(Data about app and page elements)
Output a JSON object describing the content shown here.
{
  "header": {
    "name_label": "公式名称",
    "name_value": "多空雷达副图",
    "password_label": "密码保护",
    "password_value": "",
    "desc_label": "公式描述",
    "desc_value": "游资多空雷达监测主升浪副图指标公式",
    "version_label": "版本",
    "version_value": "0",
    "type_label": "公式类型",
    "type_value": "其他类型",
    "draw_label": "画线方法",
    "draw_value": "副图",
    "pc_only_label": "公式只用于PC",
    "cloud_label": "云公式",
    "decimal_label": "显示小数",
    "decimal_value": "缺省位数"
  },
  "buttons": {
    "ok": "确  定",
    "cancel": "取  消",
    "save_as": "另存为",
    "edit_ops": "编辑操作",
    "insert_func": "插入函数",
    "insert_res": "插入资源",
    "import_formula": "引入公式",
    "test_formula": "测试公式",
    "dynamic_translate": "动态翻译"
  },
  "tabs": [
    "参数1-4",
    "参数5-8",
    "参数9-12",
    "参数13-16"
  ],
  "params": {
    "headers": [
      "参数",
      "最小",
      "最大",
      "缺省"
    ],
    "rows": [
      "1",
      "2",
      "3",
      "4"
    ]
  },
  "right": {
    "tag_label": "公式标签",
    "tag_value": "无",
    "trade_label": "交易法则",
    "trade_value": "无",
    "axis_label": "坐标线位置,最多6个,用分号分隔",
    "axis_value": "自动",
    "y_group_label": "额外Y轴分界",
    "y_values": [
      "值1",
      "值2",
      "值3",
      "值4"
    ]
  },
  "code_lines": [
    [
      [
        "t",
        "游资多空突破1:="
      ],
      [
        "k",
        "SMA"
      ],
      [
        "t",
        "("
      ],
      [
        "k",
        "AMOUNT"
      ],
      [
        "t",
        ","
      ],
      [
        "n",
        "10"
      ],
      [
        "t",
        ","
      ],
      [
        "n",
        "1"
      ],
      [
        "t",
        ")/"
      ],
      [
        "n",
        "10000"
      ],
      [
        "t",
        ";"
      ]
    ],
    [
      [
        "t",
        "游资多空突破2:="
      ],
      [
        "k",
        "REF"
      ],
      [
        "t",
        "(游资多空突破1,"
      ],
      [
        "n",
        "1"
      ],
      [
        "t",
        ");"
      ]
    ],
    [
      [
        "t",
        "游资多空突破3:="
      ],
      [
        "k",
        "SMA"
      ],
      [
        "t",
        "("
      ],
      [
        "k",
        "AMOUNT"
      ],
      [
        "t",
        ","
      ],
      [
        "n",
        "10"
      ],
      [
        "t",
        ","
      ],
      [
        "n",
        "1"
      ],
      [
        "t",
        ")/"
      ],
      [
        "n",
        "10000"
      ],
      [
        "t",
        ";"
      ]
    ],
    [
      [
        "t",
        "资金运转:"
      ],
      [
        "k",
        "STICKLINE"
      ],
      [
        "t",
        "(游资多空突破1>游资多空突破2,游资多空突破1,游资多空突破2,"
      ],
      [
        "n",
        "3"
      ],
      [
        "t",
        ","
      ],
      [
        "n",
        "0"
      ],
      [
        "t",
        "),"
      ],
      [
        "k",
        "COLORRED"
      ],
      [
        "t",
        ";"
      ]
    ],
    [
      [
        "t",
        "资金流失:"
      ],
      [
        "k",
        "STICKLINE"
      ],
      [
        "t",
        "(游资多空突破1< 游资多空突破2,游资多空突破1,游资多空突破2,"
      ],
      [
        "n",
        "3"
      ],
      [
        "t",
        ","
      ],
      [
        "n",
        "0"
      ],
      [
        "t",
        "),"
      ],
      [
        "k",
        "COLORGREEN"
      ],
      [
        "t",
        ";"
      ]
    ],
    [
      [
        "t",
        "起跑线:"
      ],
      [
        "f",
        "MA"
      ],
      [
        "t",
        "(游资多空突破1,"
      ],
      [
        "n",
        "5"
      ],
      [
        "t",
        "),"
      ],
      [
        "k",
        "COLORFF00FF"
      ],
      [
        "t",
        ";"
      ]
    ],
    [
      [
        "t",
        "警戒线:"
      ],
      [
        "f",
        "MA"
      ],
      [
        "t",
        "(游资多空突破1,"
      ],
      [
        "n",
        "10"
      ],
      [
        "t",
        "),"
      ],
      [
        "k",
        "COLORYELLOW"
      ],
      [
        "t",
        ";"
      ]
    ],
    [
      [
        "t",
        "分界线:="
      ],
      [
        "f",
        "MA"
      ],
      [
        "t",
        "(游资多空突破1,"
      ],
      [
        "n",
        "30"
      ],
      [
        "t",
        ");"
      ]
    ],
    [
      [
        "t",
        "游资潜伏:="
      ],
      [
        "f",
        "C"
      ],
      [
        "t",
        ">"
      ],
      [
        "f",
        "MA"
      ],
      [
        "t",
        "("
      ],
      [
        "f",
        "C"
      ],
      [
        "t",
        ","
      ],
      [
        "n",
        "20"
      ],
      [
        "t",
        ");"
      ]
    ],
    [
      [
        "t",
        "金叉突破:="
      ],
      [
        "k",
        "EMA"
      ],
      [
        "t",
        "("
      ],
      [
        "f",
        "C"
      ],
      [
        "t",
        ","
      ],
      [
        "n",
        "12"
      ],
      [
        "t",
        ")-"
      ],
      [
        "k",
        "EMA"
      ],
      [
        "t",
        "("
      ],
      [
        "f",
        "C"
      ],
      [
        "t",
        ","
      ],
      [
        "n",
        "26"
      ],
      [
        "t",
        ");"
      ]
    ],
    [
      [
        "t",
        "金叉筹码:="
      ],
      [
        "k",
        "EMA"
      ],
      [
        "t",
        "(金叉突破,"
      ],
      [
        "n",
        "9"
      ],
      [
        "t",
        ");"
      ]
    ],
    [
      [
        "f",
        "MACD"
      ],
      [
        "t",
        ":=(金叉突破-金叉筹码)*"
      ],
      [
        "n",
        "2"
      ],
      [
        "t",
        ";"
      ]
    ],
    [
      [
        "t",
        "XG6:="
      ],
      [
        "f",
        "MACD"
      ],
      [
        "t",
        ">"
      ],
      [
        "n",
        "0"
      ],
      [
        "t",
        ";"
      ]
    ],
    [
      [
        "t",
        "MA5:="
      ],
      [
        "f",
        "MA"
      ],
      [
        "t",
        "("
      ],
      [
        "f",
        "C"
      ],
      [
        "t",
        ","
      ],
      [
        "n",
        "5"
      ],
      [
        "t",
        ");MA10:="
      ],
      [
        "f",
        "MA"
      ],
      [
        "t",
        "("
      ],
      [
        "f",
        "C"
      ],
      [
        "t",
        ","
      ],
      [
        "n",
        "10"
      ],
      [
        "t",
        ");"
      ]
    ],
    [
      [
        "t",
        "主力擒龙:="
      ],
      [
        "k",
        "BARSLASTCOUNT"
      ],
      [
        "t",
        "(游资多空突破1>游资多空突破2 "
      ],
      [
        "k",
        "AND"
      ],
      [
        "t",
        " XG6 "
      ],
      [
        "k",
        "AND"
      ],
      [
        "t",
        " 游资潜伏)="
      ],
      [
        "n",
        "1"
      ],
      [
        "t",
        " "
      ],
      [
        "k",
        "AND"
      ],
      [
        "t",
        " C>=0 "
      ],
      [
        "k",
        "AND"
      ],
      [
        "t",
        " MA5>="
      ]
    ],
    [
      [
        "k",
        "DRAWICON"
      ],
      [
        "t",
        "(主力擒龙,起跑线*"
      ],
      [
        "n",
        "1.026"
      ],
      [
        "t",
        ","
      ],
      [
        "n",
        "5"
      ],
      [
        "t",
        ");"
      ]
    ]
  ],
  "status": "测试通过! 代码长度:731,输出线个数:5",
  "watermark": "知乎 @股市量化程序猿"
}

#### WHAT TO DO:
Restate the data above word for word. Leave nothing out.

#### TASK RESULT:
Output a JSON object describing the content shown here.
{
  "header": {
    "name_label": "公式名称",
    "name_value": "多空雷达副图",
    "password_label": "密码保护",
    "password_value": "",
    "desc_label": "公式描述",
    "desc_value": "游资多空雷达监测主升浪副图指标公式",
    "version_label": "版本",
    "version_value": "0",
    "type_label": "公式类型",
    "type_value": "其他类型",
    "draw_label": "画线方法",
    "draw_value": "副图",
    "pc_only_label": "公式只用于PC",
    "cloud_label": "云公式",
    "decimal_label": "显示小数",
    "decimal_value": "缺省位数"
  },
  "buttons": {
    "ok": "确  定",
    "cancel": "取  消",
    "save_as": "另存为",
    "edit_ops": "编辑操作",
    "insert_func": "插入函数",
    "insert_res": "插入资源",
    "import_formula": "引入公式",
    "test_formula": "测试公式",
    "dynamic_translate": "动态翻译"
  },
  "tabs": [
    "参数1-4",
    "参数5-8",
    "参数9-12",
    "参数13-16"
  ],
  "params": {
    "headers": [
      "参数",
      "最小",
      "最大",
      "缺省"
    ],
    "rows": [
      "1",
      "2",
      "3",
      "4"
    ]
  },
  "right": {
    "tag_label": "公式标签",
    "tag_value": "无",
    "trade_label": "交易法则",
    "trade_value": "无",
    "axis_label": "坐标线位置,最多6个,用分号分隔",
    "axis_value": "自动",
    "y_group_label": "额外Y轴分界",
    "y_values": [
      "值1",
      "值2",
      "值3",
      "值4"
    ]
  },
  "code_lines": [
    [
      [
        "t",
        "游资多空突破1:="
      ],
      [
        "k",
        "SMA"
      ],
      [
        "t",
        "("
      ],
      [
        "k",
        "AMOUNT"
      ],
      [
        "t",
        ","
      ],
      [
        "n",
        "10"
      ],
      [
        "t",
        ","
      ],
      [
        "n",
        "1"
      ],
      [
        "t",
        ")/"
      ],
      [
        "n",
        "10000"
      ],
      [
        "t",
        ";"
      ]
    ],
    [
      [
        "t",
        "游资多空突破2:="
      ],
      [
        "k",
        "REF"
      ],
      [
        "t",
        "(游资多空突破1,"
      ],
      [
        "n",
        "1"
      ],
      [
        "t",
        ");"
      ]
    ],
    [
      [
        "t",
        "游资多空突破3:="
      ],
      [
        "k",
        "SMA"
      ],
      [
        "t",
        "("
      ],
      [
        "k",
        "AMOUNT"
      ],
      [
        "t",
        ","
      ],
      [
        "n",
        "10"
      ],
      [
        "t",
        ","
      ],
      [
        "n",
        "1"
      ],
      [
        "t",
        ")/"
      ],
      [
        "n",
        "10000"
      ],
      [
        "t",
        ";"
      ]
    ],
    [
      [
        "t",
        "资金运转:"
      ],
      [
        "k",
        "STICKLINE"
      ],
      [
        "t",
        "(游资多空突破1>游资多空突破2,游资多空突破1,游资多空突破2,"
      ],
      [
        "n",
        "3"
      ],
      [
        "t",
        ","
      ],
      [
        "n",
        "0"
      ],
      [
        "t",
        "),"
      ],
      [
        "k",
        "COLORRED"
      ],
      [
        "t",
        ";"
      ]
    ],
    [
      [
        "t",
        "资金流失:"
      ],
      [
        "k",
        "STICKLINE"
      ],
      [
        "t",
        "(游资多空突破1< 游资多空突破2,游资多空突破1,游资多空突破2,"
      ],
      [
        "n",
        "3"
      ],
      [
        "t",
        ","
      ],
      [
        "n",
        "0"
      ],
      [
        "t",
        "),"
      ],
      [
        "k",
        "COLORGREEN"
      ],
      [
        "t",
        ";"
      ]
    ],
    [
      [
        "t",
        "起跑线:"
      ],
      [
        "f",
        "MA"
      ],
      [
        "t",
        "(游资多空突破1,"
      ],
      [
        "n",
        "5"
      ],
      [
        "t",
        "),"
      ],
      [
        "k",
        "COLORFF00FF"
      ],
      [
        "t",
        ";"
      ]
    ],
    [
      [
        "t",
        "警戒线:"
      ],
      [
        "f",
        "MA"
      ],
      [
        "t",
        "(游资多空突破1,"
      ],
      [
        "n",
        "10"
      ],
      [
        "t",
        "),"
      ],
      [
        "k",
        "COLORYELLOW"
      ],
      [
        "t",
        ";"
      ]
    ],
    [
      [
        "t",
        "分界线:="
      ],
      [
        "f",
        "MA"
      ],
      [
        "t",
        "(游资多空突破1,"
      ],
      [
        "n",
        "30"
      ],
      [
        "t",
        ");"
      ]
    ],
    [
      [
        "t",
        "游资潜伏:="
      ],
      [
        "f",
        "C"
      ],
      [
        "t",
        ">"
      ],
      [
        "f",
        "MA"
      ],
      [
        "t",
        "("
      ],
      [
        "f",
        "C"
      ],
      [
        "t",
        ","
      ],
      [
        "n",
        "20"
      ],
      [
        "t",
        ");"
      ]
    ],
    [
      [
        "t",
        "金叉突破:="
      ],
      [
        "k",
        "EMA"
      ],
      [
        "t",
        "("
      ],
      [
        "f",
        "C"
      ],
      [
        "t",
        ","
      ],
      [
        "n",
        "12"
      ],
      [
        "t",
        ")-"
      ],
      [
        "k",
        "EMA"
      ],
      [
        "t",
        "("
      ],
      [
        "f",
        "C"
      ],
      [
        "t",
        ","
      ],
      [
        "n",
        "26"
      ],
      [
        "t",
        ");"
      ]
    ],
    [
      [
        "t",
        "金叉筹码:="
      ],
      [
        "k",
        "EMA"
      ],
      [
        "t",
        "(金叉突破,"
      ],
      [
        "n",
        "9"
      ],
      [
        "t",
        ");"
      ]
    ],
    [
      [
        "f",
        "MACD"
      ],
      [
        "t",
        ":=(金叉突破-金叉筹码)*"
      ],
      [
        "n",
        "2"
      ],
      [
        "t",
        ";"
      ]
    ],
    [
      [
        "t",
        "XG6:="
      ],
      [
        "f",
        "MACD"
      ],
      [
        "t",
        ">"
      ],
      [
        "n",
        "0"
      ],
      [
        "t",
        ";"
      ]
    ],
    [
      [
        "t",
        "MA5:="
      ],
      [
        "f",
        "MA"
      ],
      [
        "t",
        "("
      ],
      [
        "f",
        "C"
      ],
      [
        "t",
        ","
      ],
      [
        "n",
        "5"
      ],
      [
        "t",
        ");MA10:="
      ],
      [
        "f",
        "MA"
      ],
      [
        "t",
        "("
      ],
      [
        "f",
        "C"
      ],
      [
        "t",
        ","
      ],
      [
        "n",
        "10"
      ],
      [
        "t",
        ");"
      ]
    ],
    [
      [
        "t",
        "主力擒龙:="
      ],
      [
        "k",
        "BARSLASTCOUNT"
      ],
      [
        "t",
        "(游资多空突破1>游资多空突破2 "
      ],
      [
        "k",
        "AND"
      ],
      [
        "t",
        " XG6 "
      ],
      [
        "k",
        "AND"
      ],
      [
        "t",
        " 游资潜伏)="
      ],
      [
        "n",
        "1"
      ],
      [
        "t",
        " "
      ],
      [
        "k",
        "AND"
      ],
      [
        "t",
        " C>=0 "
      ],
      [
        "k",
        "AND"
      ],
      [
        "t",
        " MA5>="
      ]
    ],
    [
      [
        "k",
        "DRAWICON"
      ],
      [
        "t",
        "(主力擒龙,起跑线*"
      ],
      [
        "n",
        "1.026"
      ],
      [
        "t",
        ","
      ],
      [
        "n",
        "5"
      ],
      [
        "t",
        ");"
      ]
    ]
  ],
  "status": "测试通过! 代码长度:731,输出线个数:5",
  "watermark": "知乎 @股市量化程序猿"
}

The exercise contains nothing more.